A mill race once used to provide water power is still in working condition in Brandywine Park near downtown Wilmington. This park was designed in the 1890s by Frederick Law Olmsted.

External linksEdit

NotesEdit

  1. ^ Evans, Oliver (1848). The Young Mill-wright and Miller's Guide. Lea & Blanchard. p. 392.
  2. ^ Milford, Maureen (August 27, 2000). "WHAT'S DOING IN; Brandywine Valley". New York Times. Retrieved November 18, 2008.
  3. ^ a b c Delaware Federal Writers' Project (1991) [1938]. Delaware: A Guide to the First State.
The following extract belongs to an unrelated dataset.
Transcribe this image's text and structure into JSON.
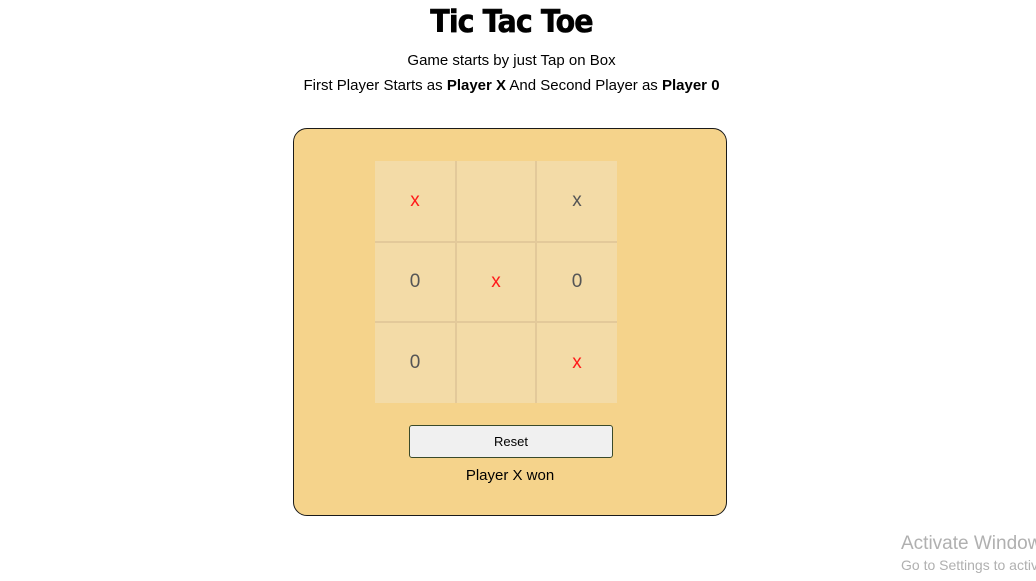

Scholarly Press. p. 562. ISBN 978-0-403-02160-4.
  4. ^ "Greater Brandywine Village" (PDF). History & Architecture in Brandywine Village. Archived from the original (PDF) on 2015-09-23. Retrieved 2008-11-17.
  5. ^ "Description of Wilmington". The Literary magazine, and American register. John Conrad & Co: 180–181. 1806.
  6. ^ Gies, Joseph (Fall 1990). "The Genius of Oliver Evans". American Heritage. Archived from the original on 2009-02-13. Retrieved January 8, 2009.
  7. ^ Kinnane, Adrian (2002). DuPont: From the Banks of the Brandywine to Miracles of Science. Wilmington: E.I. du Pont de Nemours and Company. ISBN 0-8018-7059-3
  8. ^ Greenwood, Richard (January 26, 1979). "Eleutherian Mills" (PDF). National Register of Historic Places Inventory — Nomination Form. National Park Service. Retrieved January 10, 2009.
  9. ^ "Greater Brandywine Village". 1730–1820 Milling, the Revolutionary War and Industrial Innovation. Retrieved 2007-10-21.

Coordinates: 39°45′8″N 75°32′27″W / 39.75222°N 75.54083°W / 39.75222; -75.54083